The resolution extending the mandate of the UN peacekeeping force until July 31, 2020, states in paragraph 6 that the Security Council “calls for the establishment of an effective mechanism for direct military contacts between the sides and the relevant involved parties, and urges UNFICYP, as facilitator through its liaison role, to submit proposals in this regard.”
It is now up to the two the Republic and the north to decide at which level they want to engage on this dialogue, the UN source said, though the preference of the UN that a dialogue is initiated on both a military and political level, facilitated by UNFICYP at all times.
So far, there are have been no direct military contacts between the opposing forces in Cyprus and, as the UN source clarified, “there will be no direct contact while these proposals are being discussed.”
The intention of the UN is to talk to the two sides separately, listen to their ideas about these military mechanisms, before presenting its own ideas on how this might work.
Having direct contacts “doesn’t mean that we are not going to be present, it doesn’t mean that we are going to leave"
Having direct contacts “doesn’t mean that we are not going to be present, it doesn’t mean that we are going to leave, it doesn’t mean that anybody is being asked to recognize the other side” the UN source said.
In a statement issued Thursday, following the adoption of the Security Council resolution to extend the mandate of the UN peacekeeping force stationed on the island, the Foreign Ministry of the Republic of Cyprus pointed to the consultations that took place before the adoption of the resolution, which it described as tactics aimed at giving the impression that the Cyprus issue is a matter of stabilizing relations between the two communities.

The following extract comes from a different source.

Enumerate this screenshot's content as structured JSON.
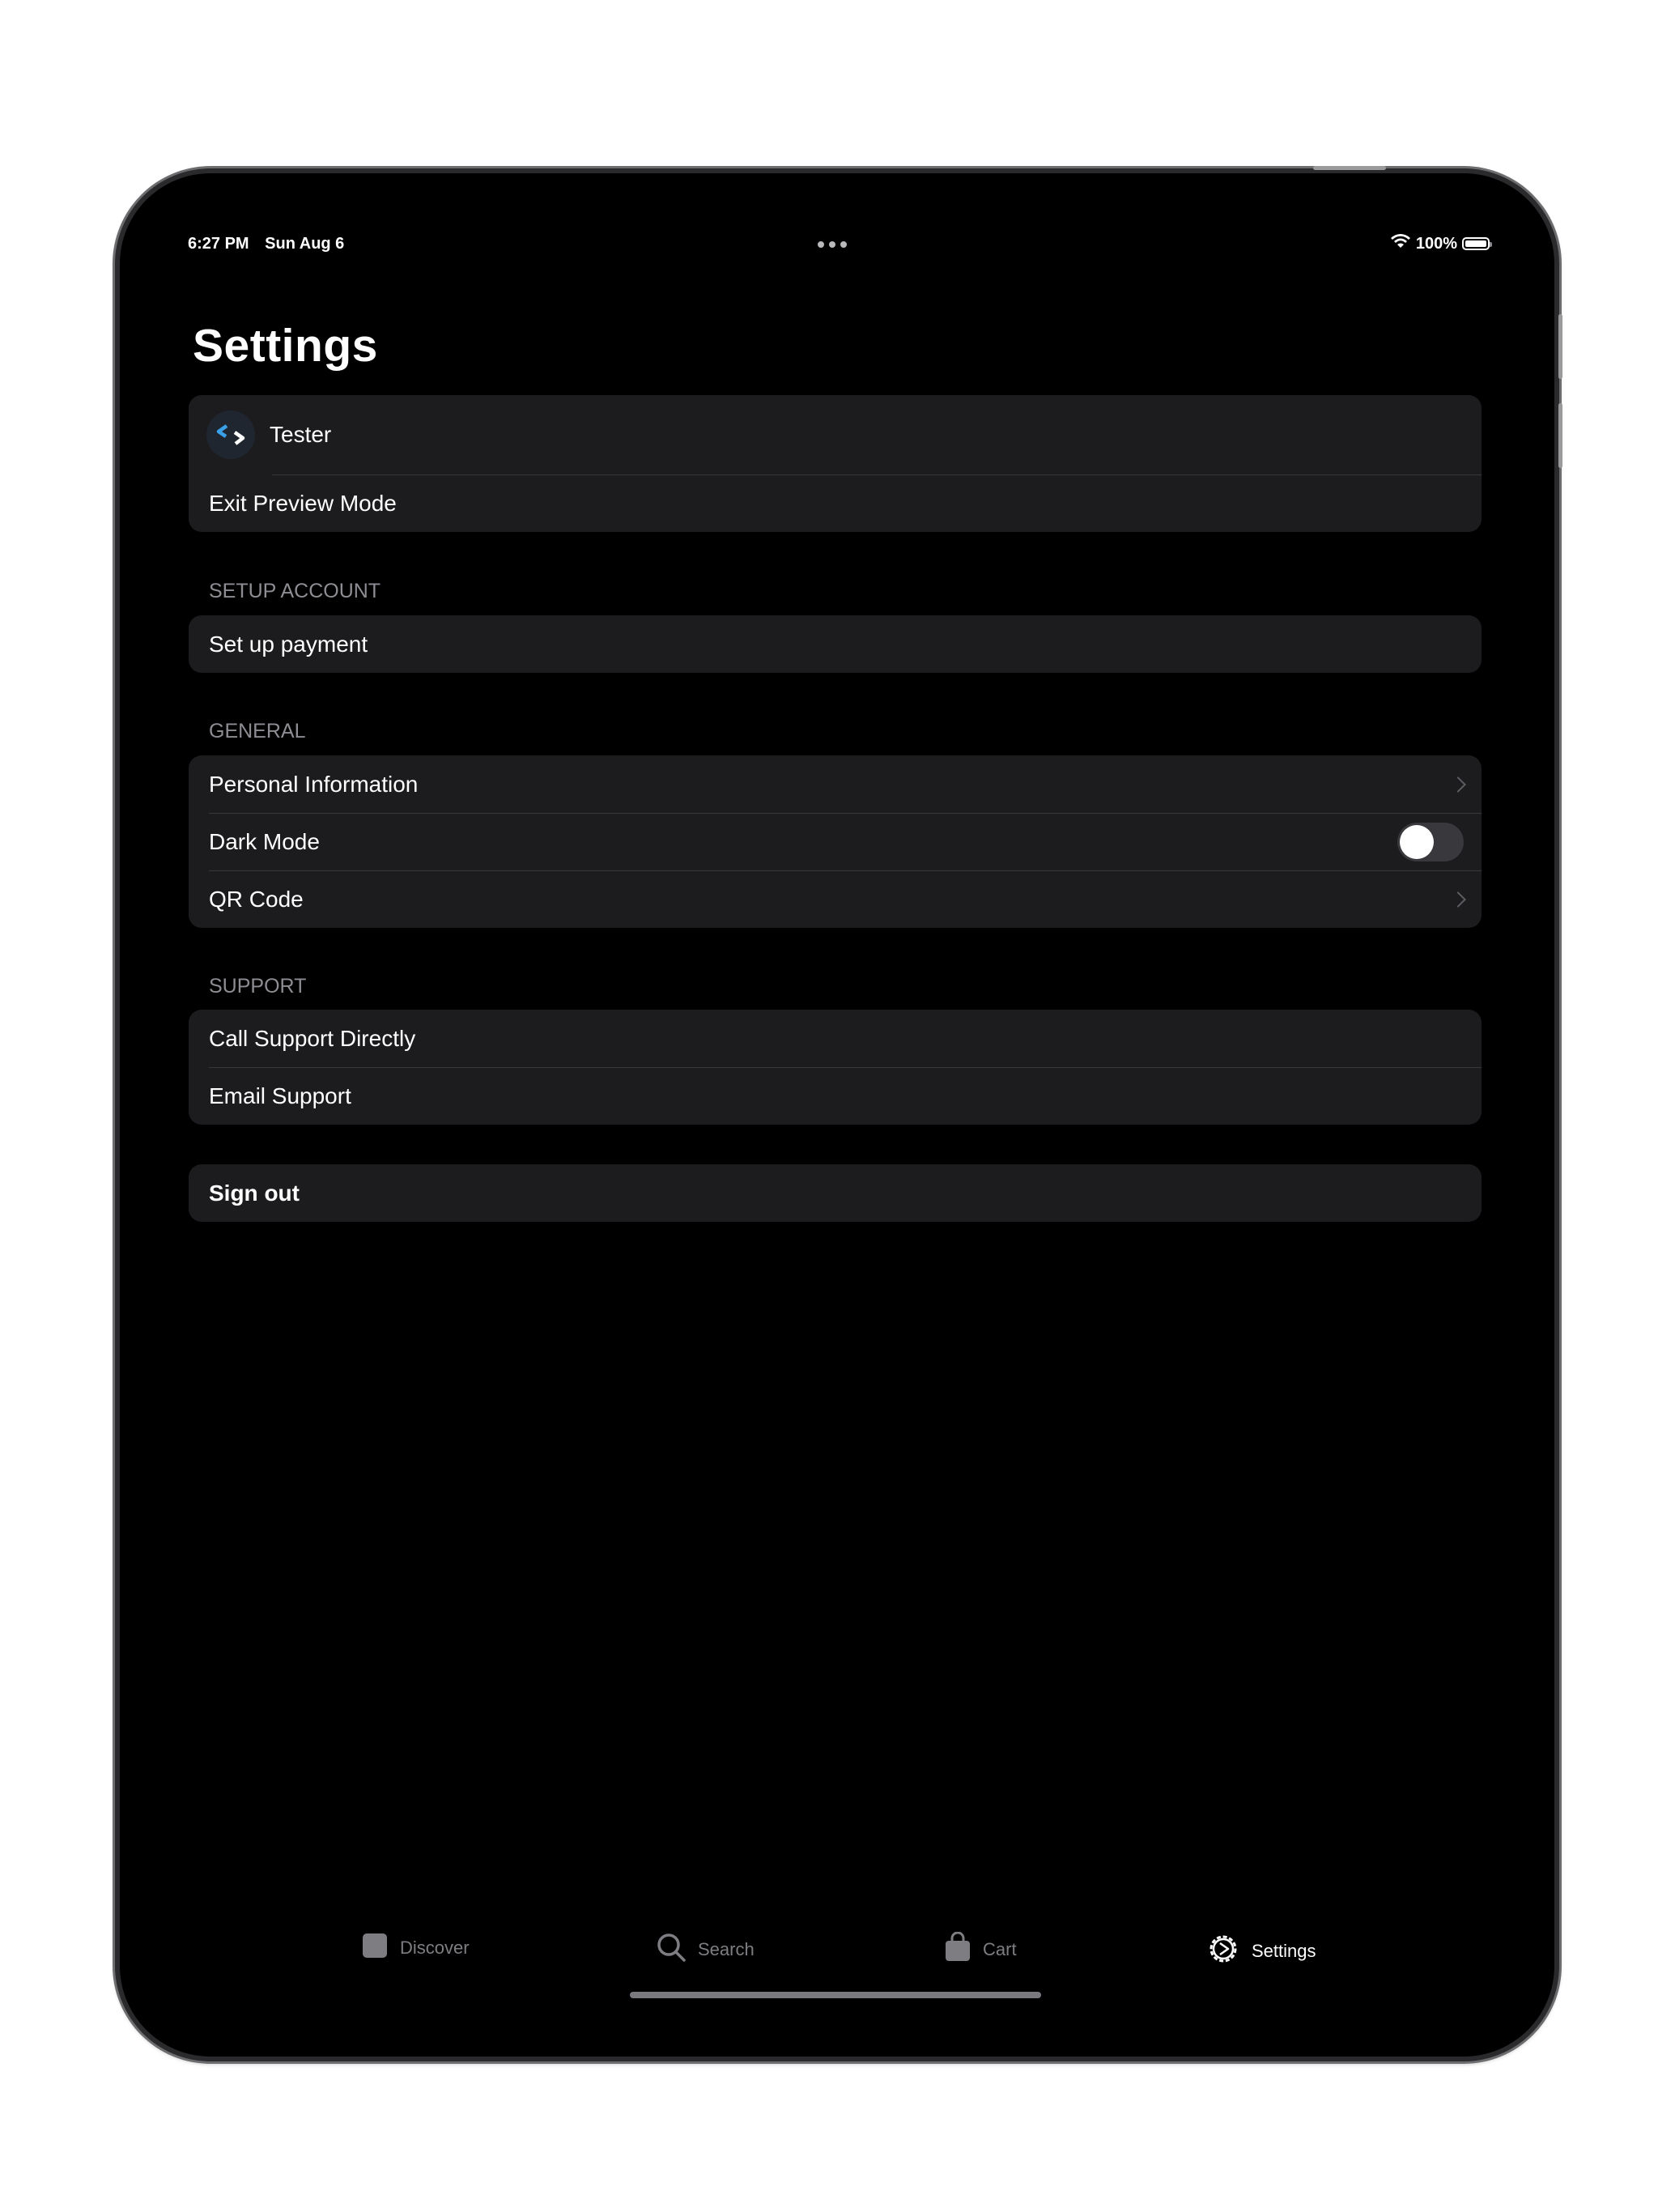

These, the Foreign Ministry said, do not contribute to a solution as foreseen by the relevant UN resolutions but to a normalization of the status quo.